ACTIVITY
Check every line of the data for the word "lowest", and copy those that have it.

EXERCISE MATERIALS
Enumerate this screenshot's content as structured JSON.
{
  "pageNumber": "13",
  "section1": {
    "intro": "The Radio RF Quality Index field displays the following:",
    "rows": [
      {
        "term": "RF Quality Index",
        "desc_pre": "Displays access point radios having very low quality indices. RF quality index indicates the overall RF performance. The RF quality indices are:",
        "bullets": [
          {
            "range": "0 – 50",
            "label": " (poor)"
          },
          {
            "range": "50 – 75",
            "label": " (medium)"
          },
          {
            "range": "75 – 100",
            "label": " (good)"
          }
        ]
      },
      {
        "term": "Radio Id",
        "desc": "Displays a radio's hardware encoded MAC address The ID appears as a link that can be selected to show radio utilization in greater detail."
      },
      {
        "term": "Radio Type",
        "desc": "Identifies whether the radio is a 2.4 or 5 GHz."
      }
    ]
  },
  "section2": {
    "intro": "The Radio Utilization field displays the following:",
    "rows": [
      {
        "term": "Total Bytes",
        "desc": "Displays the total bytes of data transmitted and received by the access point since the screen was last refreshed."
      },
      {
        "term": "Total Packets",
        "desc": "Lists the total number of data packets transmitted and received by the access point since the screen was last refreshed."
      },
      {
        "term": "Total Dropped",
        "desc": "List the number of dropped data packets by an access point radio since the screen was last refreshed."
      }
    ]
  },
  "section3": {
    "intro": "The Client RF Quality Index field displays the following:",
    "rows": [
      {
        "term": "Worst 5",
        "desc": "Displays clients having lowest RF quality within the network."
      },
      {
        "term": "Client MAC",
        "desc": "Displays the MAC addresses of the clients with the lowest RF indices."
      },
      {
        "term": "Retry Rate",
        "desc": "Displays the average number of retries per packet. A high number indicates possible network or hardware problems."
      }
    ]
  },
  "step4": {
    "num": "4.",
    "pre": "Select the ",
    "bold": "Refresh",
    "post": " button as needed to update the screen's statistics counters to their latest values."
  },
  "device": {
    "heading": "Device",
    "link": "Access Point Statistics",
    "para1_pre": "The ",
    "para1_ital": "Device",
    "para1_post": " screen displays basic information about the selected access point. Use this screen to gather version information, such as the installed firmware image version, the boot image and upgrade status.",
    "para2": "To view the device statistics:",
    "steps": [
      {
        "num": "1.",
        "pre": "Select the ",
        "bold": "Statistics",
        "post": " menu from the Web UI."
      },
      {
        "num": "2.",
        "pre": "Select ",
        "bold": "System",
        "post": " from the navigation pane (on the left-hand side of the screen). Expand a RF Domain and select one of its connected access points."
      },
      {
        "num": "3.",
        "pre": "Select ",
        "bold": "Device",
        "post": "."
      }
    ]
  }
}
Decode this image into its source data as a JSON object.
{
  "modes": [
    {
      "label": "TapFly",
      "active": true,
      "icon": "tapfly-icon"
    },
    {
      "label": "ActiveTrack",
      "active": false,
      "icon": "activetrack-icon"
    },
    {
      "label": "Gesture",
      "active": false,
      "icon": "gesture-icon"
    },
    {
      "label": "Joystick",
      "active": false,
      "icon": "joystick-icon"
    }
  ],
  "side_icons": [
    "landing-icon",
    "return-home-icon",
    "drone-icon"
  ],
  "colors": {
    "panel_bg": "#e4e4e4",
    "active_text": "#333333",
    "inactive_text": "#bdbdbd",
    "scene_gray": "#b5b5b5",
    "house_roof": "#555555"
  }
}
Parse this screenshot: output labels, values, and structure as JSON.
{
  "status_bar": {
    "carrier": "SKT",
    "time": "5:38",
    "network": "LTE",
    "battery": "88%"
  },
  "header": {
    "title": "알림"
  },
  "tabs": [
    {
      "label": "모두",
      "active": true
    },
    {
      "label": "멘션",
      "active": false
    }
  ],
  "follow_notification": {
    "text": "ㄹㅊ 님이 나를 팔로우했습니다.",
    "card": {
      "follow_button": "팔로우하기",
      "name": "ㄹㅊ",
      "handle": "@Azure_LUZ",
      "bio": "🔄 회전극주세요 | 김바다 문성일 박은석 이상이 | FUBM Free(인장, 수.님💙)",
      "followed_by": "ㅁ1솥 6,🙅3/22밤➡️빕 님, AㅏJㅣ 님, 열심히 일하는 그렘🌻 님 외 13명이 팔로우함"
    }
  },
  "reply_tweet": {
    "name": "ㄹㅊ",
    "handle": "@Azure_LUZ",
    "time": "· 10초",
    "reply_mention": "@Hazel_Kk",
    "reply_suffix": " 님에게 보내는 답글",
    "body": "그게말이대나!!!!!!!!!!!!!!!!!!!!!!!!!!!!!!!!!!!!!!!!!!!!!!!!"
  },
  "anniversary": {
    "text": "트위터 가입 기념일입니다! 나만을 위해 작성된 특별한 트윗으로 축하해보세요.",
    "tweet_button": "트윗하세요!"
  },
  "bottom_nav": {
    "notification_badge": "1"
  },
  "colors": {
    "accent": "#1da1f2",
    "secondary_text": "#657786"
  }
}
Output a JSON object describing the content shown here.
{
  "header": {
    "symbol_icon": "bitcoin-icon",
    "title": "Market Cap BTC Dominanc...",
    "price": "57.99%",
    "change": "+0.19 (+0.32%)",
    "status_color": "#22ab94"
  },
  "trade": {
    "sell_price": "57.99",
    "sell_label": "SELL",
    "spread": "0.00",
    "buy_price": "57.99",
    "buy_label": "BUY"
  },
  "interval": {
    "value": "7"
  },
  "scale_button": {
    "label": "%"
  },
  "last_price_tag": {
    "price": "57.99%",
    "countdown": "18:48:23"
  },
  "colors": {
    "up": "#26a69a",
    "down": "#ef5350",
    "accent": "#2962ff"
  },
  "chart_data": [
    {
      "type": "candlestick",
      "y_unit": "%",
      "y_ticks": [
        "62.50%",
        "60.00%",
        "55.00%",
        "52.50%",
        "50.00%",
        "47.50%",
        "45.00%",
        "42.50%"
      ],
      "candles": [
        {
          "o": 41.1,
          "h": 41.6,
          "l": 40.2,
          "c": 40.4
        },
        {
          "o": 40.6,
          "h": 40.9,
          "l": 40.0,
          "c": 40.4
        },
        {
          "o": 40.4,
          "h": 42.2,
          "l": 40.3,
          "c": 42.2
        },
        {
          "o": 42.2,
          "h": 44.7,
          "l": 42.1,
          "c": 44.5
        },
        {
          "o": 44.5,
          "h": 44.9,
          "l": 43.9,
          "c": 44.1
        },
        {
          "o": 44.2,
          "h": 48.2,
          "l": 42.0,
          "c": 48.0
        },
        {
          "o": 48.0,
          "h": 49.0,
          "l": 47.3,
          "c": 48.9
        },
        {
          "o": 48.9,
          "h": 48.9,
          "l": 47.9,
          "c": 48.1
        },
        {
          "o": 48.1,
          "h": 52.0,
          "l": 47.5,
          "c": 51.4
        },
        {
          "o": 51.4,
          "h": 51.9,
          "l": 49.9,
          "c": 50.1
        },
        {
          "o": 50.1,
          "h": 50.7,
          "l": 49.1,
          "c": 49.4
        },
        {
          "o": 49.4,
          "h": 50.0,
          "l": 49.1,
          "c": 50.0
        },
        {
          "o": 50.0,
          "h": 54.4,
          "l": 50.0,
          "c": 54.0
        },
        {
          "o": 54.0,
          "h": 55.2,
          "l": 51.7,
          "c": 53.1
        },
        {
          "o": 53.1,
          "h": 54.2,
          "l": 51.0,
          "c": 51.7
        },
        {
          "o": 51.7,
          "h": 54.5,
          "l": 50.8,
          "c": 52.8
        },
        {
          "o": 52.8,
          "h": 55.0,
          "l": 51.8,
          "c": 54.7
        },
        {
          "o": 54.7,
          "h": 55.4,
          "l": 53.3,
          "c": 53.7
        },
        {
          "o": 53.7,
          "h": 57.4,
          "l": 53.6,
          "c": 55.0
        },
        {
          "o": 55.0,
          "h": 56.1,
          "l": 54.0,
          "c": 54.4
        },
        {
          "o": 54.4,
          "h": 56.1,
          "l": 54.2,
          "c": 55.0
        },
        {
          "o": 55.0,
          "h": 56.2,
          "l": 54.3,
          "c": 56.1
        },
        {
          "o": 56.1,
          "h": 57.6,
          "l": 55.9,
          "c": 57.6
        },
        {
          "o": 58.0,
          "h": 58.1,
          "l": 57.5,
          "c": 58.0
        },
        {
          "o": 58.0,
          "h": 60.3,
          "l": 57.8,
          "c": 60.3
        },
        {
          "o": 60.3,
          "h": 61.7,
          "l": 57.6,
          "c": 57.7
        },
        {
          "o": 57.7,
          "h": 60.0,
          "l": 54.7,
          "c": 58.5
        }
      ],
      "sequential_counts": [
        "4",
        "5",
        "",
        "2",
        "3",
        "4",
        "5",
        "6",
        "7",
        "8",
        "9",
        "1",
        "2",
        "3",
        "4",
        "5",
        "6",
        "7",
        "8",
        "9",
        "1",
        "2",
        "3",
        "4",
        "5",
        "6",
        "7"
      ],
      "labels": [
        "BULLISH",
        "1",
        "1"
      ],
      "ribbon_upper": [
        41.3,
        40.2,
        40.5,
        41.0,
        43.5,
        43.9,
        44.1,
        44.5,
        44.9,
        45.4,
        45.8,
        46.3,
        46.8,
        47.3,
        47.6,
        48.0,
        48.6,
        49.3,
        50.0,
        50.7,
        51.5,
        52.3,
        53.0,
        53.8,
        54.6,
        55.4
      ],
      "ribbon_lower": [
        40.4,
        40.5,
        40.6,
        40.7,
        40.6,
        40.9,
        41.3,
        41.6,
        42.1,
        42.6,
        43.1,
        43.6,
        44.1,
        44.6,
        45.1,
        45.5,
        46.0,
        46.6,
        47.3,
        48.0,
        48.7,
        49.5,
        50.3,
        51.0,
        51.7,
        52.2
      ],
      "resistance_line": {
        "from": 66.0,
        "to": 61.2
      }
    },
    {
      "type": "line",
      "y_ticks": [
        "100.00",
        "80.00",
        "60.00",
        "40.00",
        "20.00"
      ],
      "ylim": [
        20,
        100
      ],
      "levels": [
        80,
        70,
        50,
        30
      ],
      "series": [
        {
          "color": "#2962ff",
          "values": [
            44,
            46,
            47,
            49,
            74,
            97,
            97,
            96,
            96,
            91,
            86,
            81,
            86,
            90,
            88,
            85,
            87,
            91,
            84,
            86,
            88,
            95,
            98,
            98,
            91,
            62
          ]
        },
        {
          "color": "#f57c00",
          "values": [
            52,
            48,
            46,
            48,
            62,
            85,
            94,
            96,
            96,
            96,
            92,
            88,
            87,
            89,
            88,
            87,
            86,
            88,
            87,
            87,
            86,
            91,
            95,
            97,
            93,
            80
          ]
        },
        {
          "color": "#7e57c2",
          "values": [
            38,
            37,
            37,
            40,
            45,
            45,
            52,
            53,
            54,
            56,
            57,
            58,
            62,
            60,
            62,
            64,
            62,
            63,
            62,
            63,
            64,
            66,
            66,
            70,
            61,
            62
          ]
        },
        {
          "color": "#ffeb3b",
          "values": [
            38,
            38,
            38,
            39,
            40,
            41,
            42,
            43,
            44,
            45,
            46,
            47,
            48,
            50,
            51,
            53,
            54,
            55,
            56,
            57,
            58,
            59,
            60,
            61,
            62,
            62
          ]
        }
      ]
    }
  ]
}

TASK OUTPUT
        "desc": "Displays clients having lowest RF quality within the network."
        "desc": "Displays the MAC addresses of the clients with the lowest RF indices."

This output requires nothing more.